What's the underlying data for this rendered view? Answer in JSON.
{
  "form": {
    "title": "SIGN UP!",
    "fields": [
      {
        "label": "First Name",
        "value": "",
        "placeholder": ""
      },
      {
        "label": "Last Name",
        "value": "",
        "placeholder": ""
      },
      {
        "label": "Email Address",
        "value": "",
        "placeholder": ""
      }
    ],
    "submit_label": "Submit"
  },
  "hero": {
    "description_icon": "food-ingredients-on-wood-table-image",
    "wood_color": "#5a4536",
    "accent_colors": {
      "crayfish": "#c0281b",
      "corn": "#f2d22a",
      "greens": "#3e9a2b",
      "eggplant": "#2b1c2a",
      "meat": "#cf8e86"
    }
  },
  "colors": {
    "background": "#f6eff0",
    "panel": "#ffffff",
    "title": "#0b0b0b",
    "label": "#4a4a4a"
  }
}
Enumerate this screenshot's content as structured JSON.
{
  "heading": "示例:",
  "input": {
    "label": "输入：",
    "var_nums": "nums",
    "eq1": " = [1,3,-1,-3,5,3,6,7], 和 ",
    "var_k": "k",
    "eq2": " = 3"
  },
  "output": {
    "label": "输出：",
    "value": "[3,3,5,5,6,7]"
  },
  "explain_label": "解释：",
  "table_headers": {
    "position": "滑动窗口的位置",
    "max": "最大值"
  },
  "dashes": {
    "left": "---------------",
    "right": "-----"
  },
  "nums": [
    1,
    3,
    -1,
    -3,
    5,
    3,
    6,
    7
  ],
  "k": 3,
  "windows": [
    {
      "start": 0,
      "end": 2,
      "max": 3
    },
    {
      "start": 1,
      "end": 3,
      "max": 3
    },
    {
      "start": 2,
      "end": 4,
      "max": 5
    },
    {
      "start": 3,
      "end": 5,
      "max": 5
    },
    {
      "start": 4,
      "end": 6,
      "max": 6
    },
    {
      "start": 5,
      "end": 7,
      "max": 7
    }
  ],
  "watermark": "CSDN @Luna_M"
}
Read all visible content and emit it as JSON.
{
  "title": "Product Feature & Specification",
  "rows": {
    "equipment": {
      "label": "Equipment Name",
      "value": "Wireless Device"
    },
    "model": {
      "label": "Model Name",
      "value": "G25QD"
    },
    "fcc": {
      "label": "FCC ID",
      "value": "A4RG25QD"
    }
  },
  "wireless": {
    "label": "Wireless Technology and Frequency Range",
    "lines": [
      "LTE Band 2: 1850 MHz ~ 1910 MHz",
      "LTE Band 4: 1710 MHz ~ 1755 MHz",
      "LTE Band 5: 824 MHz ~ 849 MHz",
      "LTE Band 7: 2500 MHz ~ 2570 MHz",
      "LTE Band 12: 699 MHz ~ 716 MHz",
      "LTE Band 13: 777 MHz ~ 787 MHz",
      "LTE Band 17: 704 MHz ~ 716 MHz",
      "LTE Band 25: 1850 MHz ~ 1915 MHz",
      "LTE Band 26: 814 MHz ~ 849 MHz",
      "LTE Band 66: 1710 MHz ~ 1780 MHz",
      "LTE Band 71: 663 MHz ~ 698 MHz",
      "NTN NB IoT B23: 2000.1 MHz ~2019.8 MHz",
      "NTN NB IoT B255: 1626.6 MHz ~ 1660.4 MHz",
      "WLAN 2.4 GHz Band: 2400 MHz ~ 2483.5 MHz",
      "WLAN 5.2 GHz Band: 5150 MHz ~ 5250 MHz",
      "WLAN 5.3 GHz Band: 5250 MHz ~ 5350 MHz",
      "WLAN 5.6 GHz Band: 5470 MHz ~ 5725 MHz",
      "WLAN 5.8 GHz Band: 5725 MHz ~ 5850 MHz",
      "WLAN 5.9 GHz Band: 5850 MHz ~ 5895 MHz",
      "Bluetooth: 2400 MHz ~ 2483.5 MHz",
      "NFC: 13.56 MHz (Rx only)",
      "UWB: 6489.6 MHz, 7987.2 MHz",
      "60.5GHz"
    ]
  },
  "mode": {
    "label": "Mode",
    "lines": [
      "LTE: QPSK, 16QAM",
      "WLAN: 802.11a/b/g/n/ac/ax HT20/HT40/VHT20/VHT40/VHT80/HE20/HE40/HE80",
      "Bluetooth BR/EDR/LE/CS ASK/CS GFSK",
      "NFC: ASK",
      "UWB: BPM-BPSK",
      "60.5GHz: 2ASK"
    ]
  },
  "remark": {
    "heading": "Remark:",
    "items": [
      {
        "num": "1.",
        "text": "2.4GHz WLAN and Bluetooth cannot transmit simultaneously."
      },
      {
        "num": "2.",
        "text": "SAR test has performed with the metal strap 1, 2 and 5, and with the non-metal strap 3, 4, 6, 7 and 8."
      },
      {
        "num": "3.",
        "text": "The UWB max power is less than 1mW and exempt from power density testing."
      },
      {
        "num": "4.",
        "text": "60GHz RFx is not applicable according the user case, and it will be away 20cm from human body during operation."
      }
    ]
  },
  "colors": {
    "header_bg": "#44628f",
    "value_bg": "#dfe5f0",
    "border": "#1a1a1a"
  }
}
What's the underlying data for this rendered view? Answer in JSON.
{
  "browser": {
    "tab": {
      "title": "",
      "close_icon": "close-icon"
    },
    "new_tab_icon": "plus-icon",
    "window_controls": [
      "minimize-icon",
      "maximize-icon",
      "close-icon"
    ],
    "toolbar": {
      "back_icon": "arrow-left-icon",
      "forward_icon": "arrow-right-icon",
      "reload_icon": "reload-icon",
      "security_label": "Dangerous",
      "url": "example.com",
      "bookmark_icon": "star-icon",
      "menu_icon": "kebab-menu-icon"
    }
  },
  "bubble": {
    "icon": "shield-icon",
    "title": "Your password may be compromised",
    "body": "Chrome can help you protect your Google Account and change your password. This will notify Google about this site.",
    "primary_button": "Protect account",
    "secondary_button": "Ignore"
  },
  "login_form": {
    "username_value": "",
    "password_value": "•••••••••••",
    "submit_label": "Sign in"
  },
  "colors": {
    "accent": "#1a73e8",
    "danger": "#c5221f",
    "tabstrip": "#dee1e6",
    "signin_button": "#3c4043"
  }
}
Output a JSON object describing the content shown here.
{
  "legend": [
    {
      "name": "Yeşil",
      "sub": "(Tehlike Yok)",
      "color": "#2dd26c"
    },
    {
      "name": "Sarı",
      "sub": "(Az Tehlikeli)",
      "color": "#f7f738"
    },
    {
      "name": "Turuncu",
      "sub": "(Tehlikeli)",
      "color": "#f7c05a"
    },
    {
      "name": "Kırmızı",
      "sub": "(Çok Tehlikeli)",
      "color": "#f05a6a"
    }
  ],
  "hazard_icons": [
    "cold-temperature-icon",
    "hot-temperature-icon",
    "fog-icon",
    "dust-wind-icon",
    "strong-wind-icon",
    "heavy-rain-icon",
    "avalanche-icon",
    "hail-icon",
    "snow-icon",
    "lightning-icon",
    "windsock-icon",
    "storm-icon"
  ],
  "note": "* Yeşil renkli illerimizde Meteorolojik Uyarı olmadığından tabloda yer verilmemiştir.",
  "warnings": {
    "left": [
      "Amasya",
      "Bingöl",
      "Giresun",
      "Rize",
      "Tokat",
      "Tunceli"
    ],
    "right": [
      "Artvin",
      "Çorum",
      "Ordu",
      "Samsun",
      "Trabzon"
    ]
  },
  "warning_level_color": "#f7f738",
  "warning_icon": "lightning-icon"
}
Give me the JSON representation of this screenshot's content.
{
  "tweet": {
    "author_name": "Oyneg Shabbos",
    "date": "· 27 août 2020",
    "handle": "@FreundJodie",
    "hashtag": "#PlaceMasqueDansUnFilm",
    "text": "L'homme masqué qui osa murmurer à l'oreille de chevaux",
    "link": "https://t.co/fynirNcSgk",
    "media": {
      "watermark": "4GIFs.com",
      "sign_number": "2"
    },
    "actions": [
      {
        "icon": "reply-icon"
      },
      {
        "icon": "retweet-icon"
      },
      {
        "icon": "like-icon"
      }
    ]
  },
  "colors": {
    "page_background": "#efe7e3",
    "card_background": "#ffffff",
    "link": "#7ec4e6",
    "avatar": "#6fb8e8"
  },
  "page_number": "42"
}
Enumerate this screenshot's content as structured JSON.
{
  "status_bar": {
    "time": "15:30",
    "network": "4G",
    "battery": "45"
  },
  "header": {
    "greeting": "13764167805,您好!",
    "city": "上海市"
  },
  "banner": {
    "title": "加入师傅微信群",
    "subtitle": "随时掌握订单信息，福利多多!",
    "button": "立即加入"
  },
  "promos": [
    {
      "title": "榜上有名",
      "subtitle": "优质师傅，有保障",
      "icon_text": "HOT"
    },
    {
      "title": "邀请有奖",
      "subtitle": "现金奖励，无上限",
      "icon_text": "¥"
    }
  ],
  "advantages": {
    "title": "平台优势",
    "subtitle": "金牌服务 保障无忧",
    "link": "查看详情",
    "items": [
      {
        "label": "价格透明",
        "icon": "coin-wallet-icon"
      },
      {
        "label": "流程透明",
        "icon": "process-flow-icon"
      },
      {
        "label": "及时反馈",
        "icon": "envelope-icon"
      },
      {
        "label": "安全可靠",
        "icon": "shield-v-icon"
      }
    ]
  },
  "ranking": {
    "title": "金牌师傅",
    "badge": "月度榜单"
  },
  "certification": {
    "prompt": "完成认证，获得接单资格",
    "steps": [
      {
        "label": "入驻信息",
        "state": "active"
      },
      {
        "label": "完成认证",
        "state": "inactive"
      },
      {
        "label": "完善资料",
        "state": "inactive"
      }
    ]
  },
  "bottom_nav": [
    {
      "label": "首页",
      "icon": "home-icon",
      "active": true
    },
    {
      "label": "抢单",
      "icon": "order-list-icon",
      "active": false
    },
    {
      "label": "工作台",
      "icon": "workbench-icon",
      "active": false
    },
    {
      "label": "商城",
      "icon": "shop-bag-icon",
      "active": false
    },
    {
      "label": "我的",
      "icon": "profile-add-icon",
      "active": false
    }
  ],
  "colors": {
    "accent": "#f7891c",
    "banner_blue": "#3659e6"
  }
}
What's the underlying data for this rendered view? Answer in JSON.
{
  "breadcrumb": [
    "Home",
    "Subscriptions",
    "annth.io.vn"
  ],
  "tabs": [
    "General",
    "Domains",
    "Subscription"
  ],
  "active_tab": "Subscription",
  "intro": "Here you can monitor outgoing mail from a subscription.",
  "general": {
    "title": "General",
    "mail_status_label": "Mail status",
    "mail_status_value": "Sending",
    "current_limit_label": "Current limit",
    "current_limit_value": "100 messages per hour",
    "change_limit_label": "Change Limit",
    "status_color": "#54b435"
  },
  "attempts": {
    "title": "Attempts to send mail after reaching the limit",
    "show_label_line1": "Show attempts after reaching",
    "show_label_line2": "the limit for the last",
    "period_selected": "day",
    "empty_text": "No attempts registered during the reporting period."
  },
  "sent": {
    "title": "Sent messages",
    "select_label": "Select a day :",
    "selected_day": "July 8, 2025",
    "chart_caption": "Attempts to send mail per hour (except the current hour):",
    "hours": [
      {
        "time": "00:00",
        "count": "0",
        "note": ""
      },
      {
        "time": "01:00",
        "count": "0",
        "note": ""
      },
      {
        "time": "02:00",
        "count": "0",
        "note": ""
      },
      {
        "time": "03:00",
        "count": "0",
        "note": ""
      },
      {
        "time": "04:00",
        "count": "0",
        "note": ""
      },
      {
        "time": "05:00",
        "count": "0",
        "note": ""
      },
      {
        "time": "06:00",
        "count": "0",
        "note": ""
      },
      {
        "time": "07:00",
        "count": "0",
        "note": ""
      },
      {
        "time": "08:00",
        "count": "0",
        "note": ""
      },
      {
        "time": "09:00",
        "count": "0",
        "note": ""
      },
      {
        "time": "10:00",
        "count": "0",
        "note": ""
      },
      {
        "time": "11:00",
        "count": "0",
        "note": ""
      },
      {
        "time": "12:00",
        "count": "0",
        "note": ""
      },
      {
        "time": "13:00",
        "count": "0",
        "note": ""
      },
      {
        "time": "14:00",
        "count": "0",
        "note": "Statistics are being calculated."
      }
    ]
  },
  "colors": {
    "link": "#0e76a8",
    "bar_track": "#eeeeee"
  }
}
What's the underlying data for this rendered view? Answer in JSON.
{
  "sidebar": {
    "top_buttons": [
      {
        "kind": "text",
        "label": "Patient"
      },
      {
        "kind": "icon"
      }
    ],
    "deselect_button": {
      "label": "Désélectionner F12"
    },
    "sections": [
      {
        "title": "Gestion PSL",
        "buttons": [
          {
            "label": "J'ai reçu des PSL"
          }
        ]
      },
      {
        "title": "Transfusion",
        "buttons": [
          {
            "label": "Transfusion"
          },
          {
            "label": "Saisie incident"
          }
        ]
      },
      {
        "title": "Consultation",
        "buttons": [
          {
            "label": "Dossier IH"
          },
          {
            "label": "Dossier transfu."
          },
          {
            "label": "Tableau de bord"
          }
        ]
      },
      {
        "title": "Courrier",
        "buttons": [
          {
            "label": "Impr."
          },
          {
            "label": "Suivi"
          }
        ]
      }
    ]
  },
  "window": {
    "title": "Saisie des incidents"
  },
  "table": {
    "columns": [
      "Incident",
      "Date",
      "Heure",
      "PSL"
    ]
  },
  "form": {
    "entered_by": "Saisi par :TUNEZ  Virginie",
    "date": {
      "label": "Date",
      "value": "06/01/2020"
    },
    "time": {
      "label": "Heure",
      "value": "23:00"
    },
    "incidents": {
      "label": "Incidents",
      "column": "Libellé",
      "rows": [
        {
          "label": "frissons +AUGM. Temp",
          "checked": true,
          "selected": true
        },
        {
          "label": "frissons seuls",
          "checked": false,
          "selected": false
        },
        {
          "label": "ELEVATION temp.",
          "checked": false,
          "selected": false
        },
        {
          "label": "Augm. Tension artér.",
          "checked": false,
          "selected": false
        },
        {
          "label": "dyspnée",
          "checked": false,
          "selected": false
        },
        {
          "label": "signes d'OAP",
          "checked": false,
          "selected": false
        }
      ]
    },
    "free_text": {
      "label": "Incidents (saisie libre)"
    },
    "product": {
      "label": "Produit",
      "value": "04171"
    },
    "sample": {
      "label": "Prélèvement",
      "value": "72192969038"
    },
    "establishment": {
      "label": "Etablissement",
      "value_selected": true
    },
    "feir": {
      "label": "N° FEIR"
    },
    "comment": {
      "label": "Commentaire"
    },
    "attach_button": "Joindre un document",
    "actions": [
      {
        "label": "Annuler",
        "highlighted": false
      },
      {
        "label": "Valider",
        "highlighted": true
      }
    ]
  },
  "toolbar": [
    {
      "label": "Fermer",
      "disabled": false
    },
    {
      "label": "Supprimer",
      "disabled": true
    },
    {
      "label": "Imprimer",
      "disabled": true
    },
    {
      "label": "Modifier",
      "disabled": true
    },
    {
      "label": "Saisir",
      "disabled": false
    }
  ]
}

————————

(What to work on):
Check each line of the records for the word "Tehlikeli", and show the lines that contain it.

(Answer for the task):
      "sub": "(Az Tehlikeli)",
      "sub": "(Tehlikeli)",
      "sub": "(Çok Tehlikeli)",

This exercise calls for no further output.